Today is one of those “walk the talk” days in which I am working on being responsible for the circumstances of my life while becoming keenly aware of how my own beliefs, thoughts and behaviors are directing my experiences. It began when I couldn’t shake the feeling that while I was busy and getting a lot done in my office, the work wasn’t leading to the affirmation and acknowledgement I was hoping for. I was putting myself out there with my business and getting a lot of “no”s for my efforts.

Quickly, my feelings, like “fear of failure, disregarded, discouraged and not valued” led to my need to stay busy as a form of withdrawing, avoiding and denying. I didn’t think that was what I was doing-I just felt irritable and unhappy, short with my family and blew it off as just a momentary lapse in my otherwise productive week. Except that it kept on for days. I spent more time making lists, drawing up plans, searching websites, making new folders and binders. The more I used my thinking brain, the more I could block out my feeling brain. It’s been a habit of mine for years.

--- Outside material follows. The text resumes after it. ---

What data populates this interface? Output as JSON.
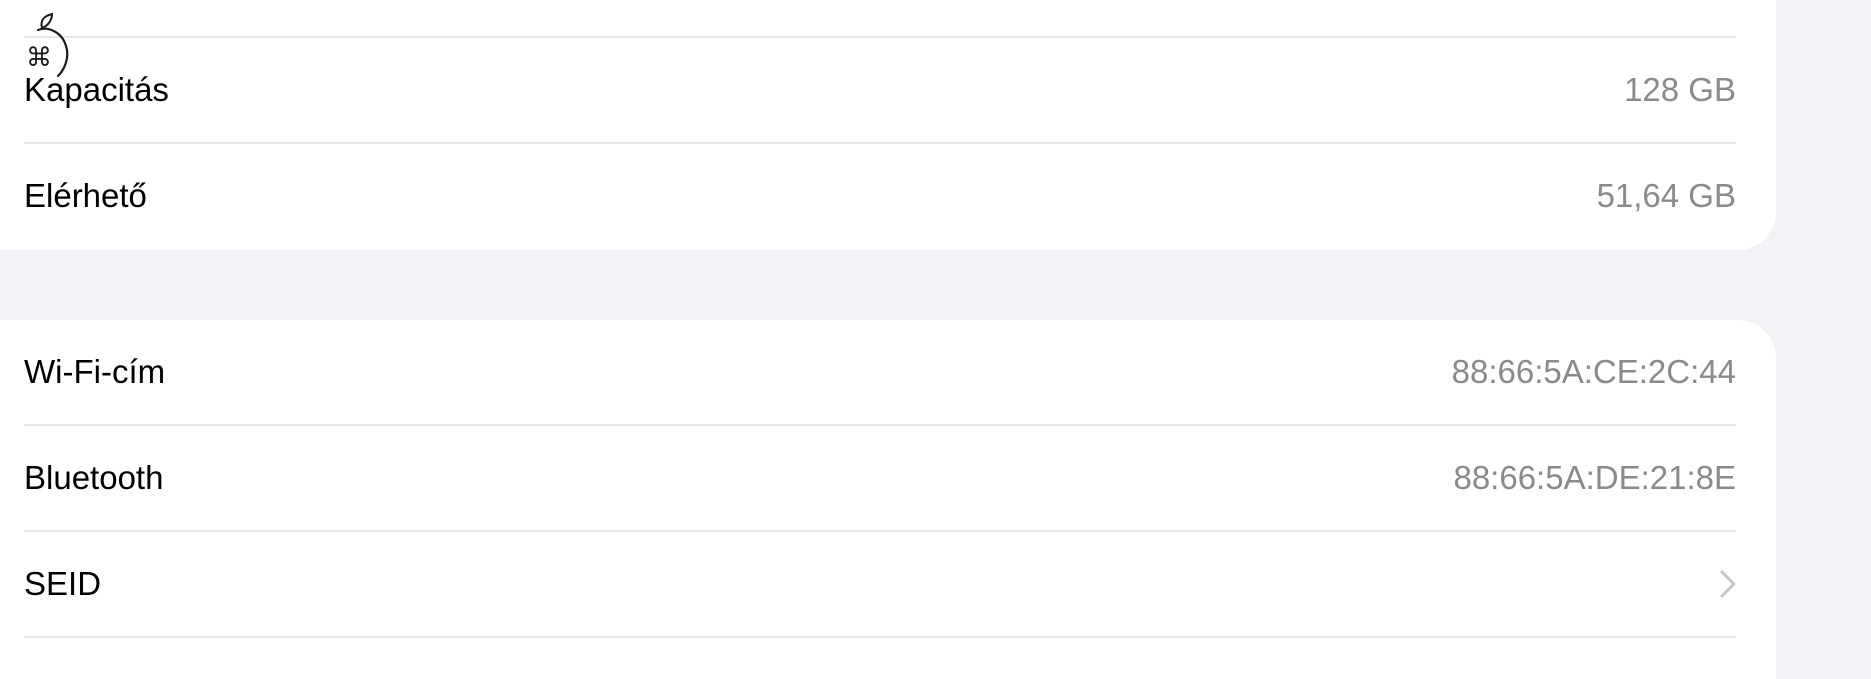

The horses, including my beautiful Arab, Wave, don’t respond well to withdrawal, avoidance or denial. They can see right through it and recognize it for what it really is…an attempt to do one thing while thinking and feeling another. Incongruence for the horse (called cognitive dissonance in humans) is a red flag that tells them the human CANNOT be trusted. Each horse counts on consistent behavior of the other members to maintain stable relationships with each other. The herd cannot work as a team if one member moves with a lack of focus and intention. Horses “sense” they are safe and when those around them support their safety, while also noticing the strong feeling that they are in the presence of someone who threatens their security.

I was sure that the answer to my problems of getting so many “no’s” was to just work harder and stay busy. But, the more I avoided facing what was really happening, pushing my feelings down further, the more they came out as discomfort and impatience with others as well as a lack of creativity in my work and even in my inability to enjoy a brief trip to the beach with family.


As usual, it is the horses that bring me back to ground. When I am with them, I must slow my thinking brain and stop doing, doing, doing. I communicate with them nonverbally and so must tap into the subtle rhythmic, regular movements I see in them and keep my breathing deep and regular. Without knowing it, I have been practicing meditation with my horses for years. They have taught me to be present by simply expecting it in every interaction. They are willing to tell me when I am off into my thoughts, stuck in my head, no longer in a state of being! What a gift!

If Wave had seen me in my office, sitting at my computer for hours, working and thinking, thinking and working, he would have left me in an instant or taken everything in my office in his mouth and tossed it in frustration at my rude behavior. How dare I ignore him?


I started my habit of work, work, work to avoid and deny what was really going on when I was a kid in elementary school. I loved school and was an excellent student. My parents and teachers rewarded me for my scholastic achievements. Much more than they reinforced the idea that sharing my feelings, especially the negative or sad ones were worth a gold star or a good grade. All through high school and even into college, I felt that the best way to avoid bad feelings was to keep busy with school and learn more about the world around me from books and classes, instead of dealing with the turmoil inside. My life of education has been an incredible experience and at times, a way to escape.

So, now when I find that I can’t stand sitting still on a beautiful day or that the littlest things about being with loved ones are bothering me and I’m holed up in my office trying to stay busy or on social media, mindlessly scanning for nothing or playing my 20th round of Spider Solitaire (yes, you heard me right), I have to stop, take a breath and ask myself, “What are you avoiding? What are you trying to deny or tune out from?” It helps if I do something fun or listen to music which taps into my emotions almost immediately.  I’ve begun developing this new response instead of the same old tired one that worked when I was a kid, but just doesn’t cut it anymore.

But, the one thing that brings me back to myself the quickest, is to spend time with the horse. That’s right-ask a horse what it is you’re really feeling, and they’ll tell you in an instant!